Belgium's Lady Linn applies a subtle modernization of the classic big band swing sound, performing in the current pop star manner. This ex-rock and hip hop singer is backed by her Magnificent Seven, who feature more low end action, as Marc De Maeseneer belches on baritone saxophone. The (original) repertoire has a mainstream orientation that must surely provide opportunities for appearances on light entertainment television shows, helped along by Linn's outgoing approach with the crowd. Nevertheless, the songs can still be appreciated by the average jazz swinger, making the band's stance quite usefully malleable.
Melody Gardot wafts around the festival site prior to her return performance (the US singer played at last year's Gentfest). She's garbed in summery beige, but don't fear, because her film noir nocturnal wear is traditionally in place by the time she hits the stage. Gardot has the advantage of combining aloof mystery with affable casualness, the former taking place during each song, the latter opening up when she tells in- between stories to the audience. Moving from guitar to piano, she's superbly controlled, but also gives over what feels like spontaneous space to her band, having the skill to make old chestnuts like Ellington-Tizol's "Caravan" and Harold Arlen's "Over The Rainbow" sound quite untrodden.

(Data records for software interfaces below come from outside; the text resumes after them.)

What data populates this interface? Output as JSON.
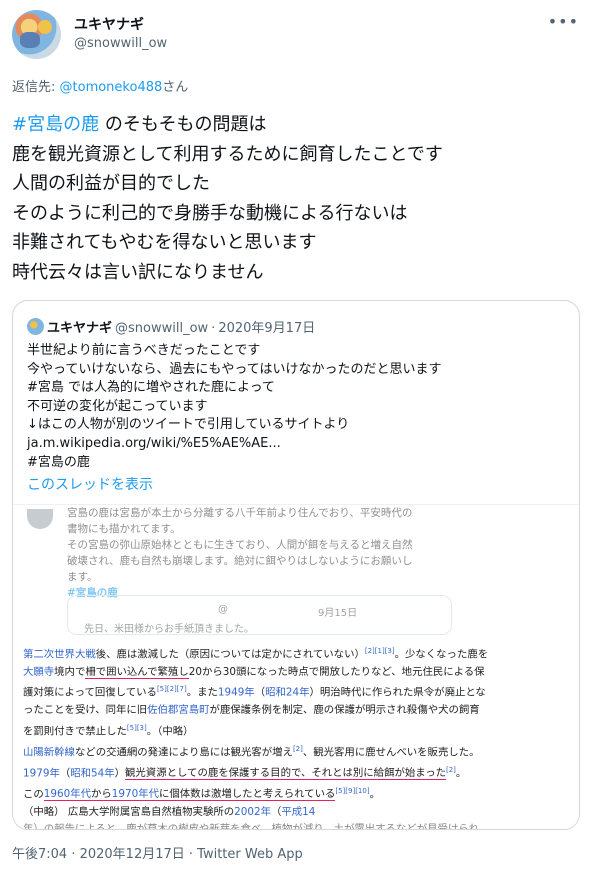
{
  "author": {
    "name": "ユキヤナギ",
    "handle": "@snowwill_ow"
  },
  "reply": {
    "prefix": "返信先: ",
    "mention": "@tomoneko488",
    "suffix": "さん"
  },
  "tweet": {
    "hashtag": "#宮島の鹿",
    "first_line_rest": " のそもそもの問題は",
    "lines": [
      "鹿を観光資源として利用するために飼育したことです",
      "人間の利益が目的でした",
      "そのように利己的で身勝手な動機による行ないは",
      "非難されてもやむを得ないと思います",
      "時代云々は言い訳になりません"
    ]
  },
  "quote": {
    "name": "ユキヤナギ",
    "handle": "@snowwill_ow",
    "date": "2020年9月17日",
    "lines": [
      "半世紀より前に言うべきだったことです",
      "今やっていけないなら、過去にもやってはいけなかったのだと思います",
      "#宮島 では人為的に増やされた鹿によって",
      "不可逆の変化が起こっています",
      "↓はこの人物が別のツイートで引用しているサイトより",
      "ja.m.wikipedia.org/wiki/%E5%AE%AE...",
      "#宮島の鹿"
    ],
    "show_thread": "このスレッドを表示",
    "screenshot": {
      "top_lines": [
        "宮島の鹿は宮島が本土から分離する八千年前より住んでおり、平安時代の",
        "書物にも描かれてます。",
        "その宮島の弥山原始林とともに生きており、人間が餌を与えると増え自然",
        "破壊され、鹿も自然も崩壊します。絶対に餌やりはしないようにお願いし",
        "ます。"
      ],
      "top_tag": "#宮島の鹿",
      "card_at": "@",
      "card_date": "9月15日",
      "card_text": "先日、米田様からお手紙頂きました。",
      "wiki": {
        "l1": [
          "第二次世界大戦",
          "後、鹿は激減した（原因については定かにされていない）",
          "[2][1][3]",
          "。少なくなった鹿を"
        ],
        "l2": [
          "大願寺",
          "境内で",
          "柵で囲い込んで繁殖し",
          "20から30頭になった時点で開放したりなど、地元住民による保"
        ],
        "l3": [
          "護対策によって回復している",
          "[5][2][7]",
          "。また",
          "1949年",
          "（",
          "昭和24年",
          "）明治時代に作られた県令が廃止とな"
        ],
        "l4": [
          "ったことを受け、同年に旧",
          "佐伯郡",
          "宮島町",
          "が鹿保護条例を制定、鹿の保護が明示され殺傷や犬の飼育"
        ],
        "l5": [
          "を罰則付きで禁止した",
          "[5][3]",
          "。（中略）"
        ],
        "l6": [
          "山陽新幹線",
          "などの交通網の発達により島には観光客が増え",
          "[2]",
          "、観光客用に鹿せんべいを販売した。"
        ],
        "l7": [
          "1979年",
          "（",
          "昭和54年",
          "）",
          "観光資源としての鹿を保護する目的で、それとは別に給餌が始まった",
          "[2]",
          "。"
        ],
        "l8": [
          "この",
          "1960年代",
          "から",
          "1970年代",
          "に個体数は激増したと考えられている",
          "[5][9][10]",
          "。"
        ],
        "l9": [
          "（中略）",
          "広島大学附属宮島自然植物実験所の",
          "2002年",
          "（",
          "平成14"
        ],
        "l10": [
          "年）の報告によると、鹿が草木の樹皮や新芽を食べ、植物が減り、土が露出するなどが見受けられ"
        ]
      }
    }
  },
  "footer": {
    "timestamp": "午後7:04 · 2020年12月17日 · Twitter Web App"
  }
}
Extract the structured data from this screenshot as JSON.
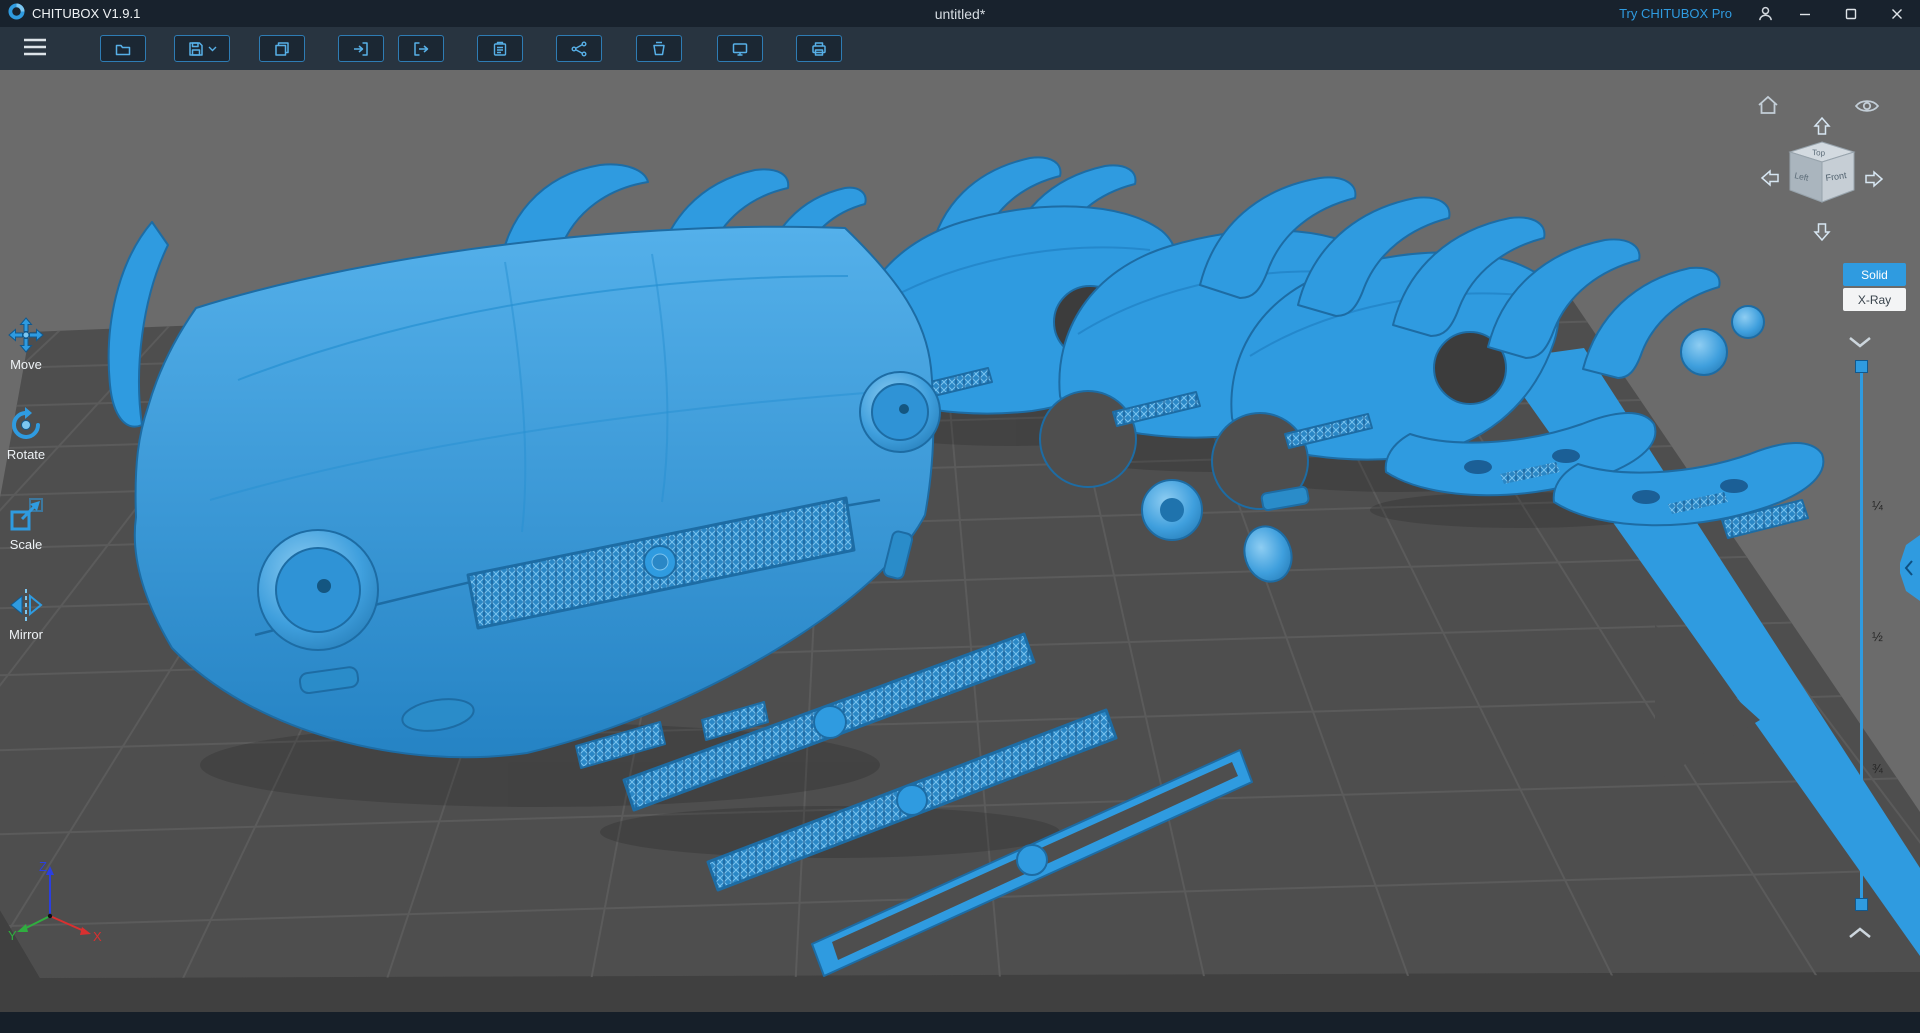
{
  "titlebar": {
    "app_title": "CHITUBOX V1.9.1",
    "document_title": "untitled*",
    "pro_link": "Try CHITUBOX Pro"
  },
  "toolbar": {
    "buttons": [
      {
        "name": "open-file",
        "icon": "folder-icon"
      },
      {
        "name": "save",
        "icon": "save-icon",
        "has_dropdown": true
      },
      {
        "name": "copy",
        "icon": "copy-icon"
      },
      {
        "name": "import-model",
        "icon": "arrow-into-bracket-icon"
      },
      {
        "name": "export-model",
        "icon": "arrow-out-of-bracket-icon"
      },
      {
        "name": "clipboard",
        "icon": "clipboard-icon"
      },
      {
        "name": "network-sending",
        "icon": "network-nodes-icon"
      },
      {
        "name": "resin-vat",
        "icon": "vat-icon"
      },
      {
        "name": "screen-test",
        "icon": "screen-icon"
      },
      {
        "name": "printer",
        "icon": "printer-icon"
      }
    ]
  },
  "left_tools": {
    "items": [
      {
        "label": "Move",
        "icon": "move-icon"
      },
      {
        "label": "Rotate",
        "icon": "rotate-icon"
      },
      {
        "label": "Scale",
        "icon": "scale-icon"
      },
      {
        "label": "Mirror",
        "icon": "mirror-icon"
      }
    ]
  },
  "view_controls": {
    "cube": {
      "top_label": "Top",
      "left_label": "Left",
      "front_label": "Front"
    },
    "render_modes": [
      {
        "label": "Solid",
        "active": true
      },
      {
        "label": "X-Ray",
        "active": false
      }
    ],
    "clip_fractions": [
      "¼",
      "½",
      "¾"
    ]
  },
  "axes": {
    "x_label": "X",
    "y_label": "Y",
    "z_label": "Z"
  },
  "scene": {
    "description": "Blue 3D-printable classic car body parts (front clip with grille and headlights, fenders, three body shells, bumpers, headlight pods, grille slats) laid out on a gray perspective build plate with a blue right edge band"
  },
  "colors": {
    "accent_blue": "#2f9be0",
    "titlebar_bg": "#18222d",
    "toolbar_bg": "#283440",
    "viewport_bg": "#6b6b6b",
    "build_plate": "#4e4e4e",
    "model_blue": "#2f9be0"
  }
}
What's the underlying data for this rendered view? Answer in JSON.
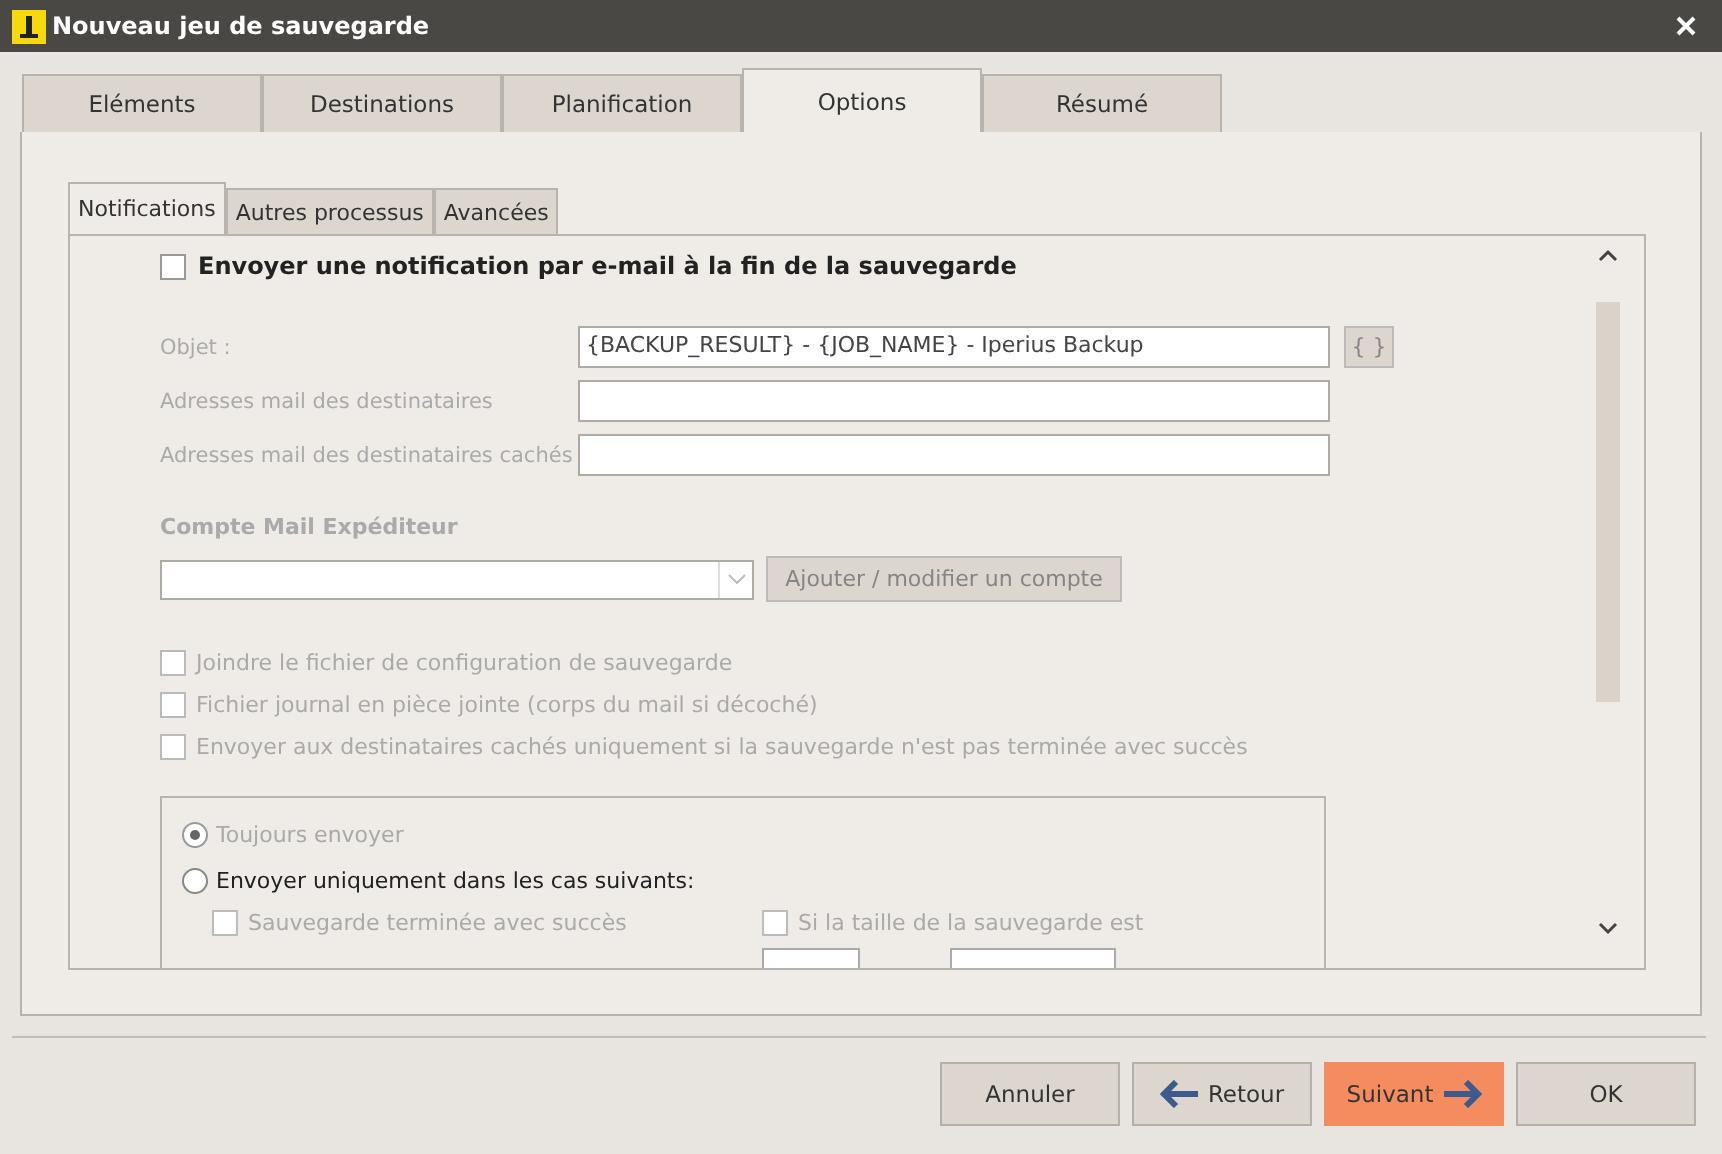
{
  "window": {
    "title": "Nouveau jeu de sauvegarde"
  },
  "tabs": [
    {
      "label": "Eléments",
      "selected": false
    },
    {
      "label": "Destinations",
      "selected": false
    },
    {
      "label": "Planification",
      "selected": false
    },
    {
      "label": "Options",
      "selected": true
    },
    {
      "label": "Résumé",
      "selected": false
    }
  ],
  "subtabs": [
    {
      "label": "Notifications",
      "selected": true
    },
    {
      "label": "Autres processus",
      "selected": false
    },
    {
      "label": "Avancées",
      "selected": false
    }
  ],
  "notifications": {
    "send_email": {
      "label": "Envoyer une notification par e-mail à la fin de la sauvegarde",
      "checked": false
    },
    "fields": [
      {
        "label": "Objet :",
        "value": "{BACKUP_RESULT} - {JOB_NAME} - Iperius Backup",
        "variables_button": "{ }"
      },
      {
        "label": "Adresses mail des destinataires"
      },
      {
        "label": "Adresses mail des destinataires cachés"
      }
    ],
    "sender_heading": "Compte Mail Expéditeur",
    "add_account_button": "Ajouter / modifier un compte",
    "options": [
      {
        "label": "Joindre le fichier de configuration de sauvegarde",
        "checked": false,
        "disabled": true
      },
      {
        "label": "Fichier journal en pièce jointe (corps du mail si décoché)",
        "checked": false,
        "disabled": true
      },
      {
        "label": "Envoyer aux destinataires cachés uniquement si la sauvegarde n'est pas terminée avec succès",
        "checked": false,
        "disabled": true
      }
    ],
    "radios": [
      {
        "label": "Toujours envoyer",
        "selected": true,
        "disabled": true
      },
      {
        "label": "Envoyer uniquement dans les cas suivants:",
        "selected": false,
        "disabled": false
      }
    ],
    "conditions": [
      {
        "label": "Sauvegarde terminée avec succès",
        "checked": false,
        "disabled": true
      },
      {
        "label": "Si la taille de la sauvegarde est",
        "checked": false,
        "disabled": true
      }
    ]
  },
  "buttons": [
    {
      "label": "Annuler",
      "kind": "plain",
      "highlighted": false
    },
    {
      "label": "Retour",
      "kind": "back",
      "highlighted": false
    },
    {
      "label": "Suivant",
      "kind": "next",
      "highlighted": true
    },
    {
      "label": "OK",
      "kind": "plain",
      "highlighted": false
    }
  ]
}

Meanwhile, down by the river, the Pole Pole stage is presenting a spuming Jamaican reggae double bill of U- Roy and Pablo Moses, the crowd so crammed that any residual movement is virtually impossible, let alone anything that approaches dancing. It's a great way to climax the delights of a lengthy, star-packed jazz festival, and for the local residents, this is just the beginning of their ten-day street celebrations.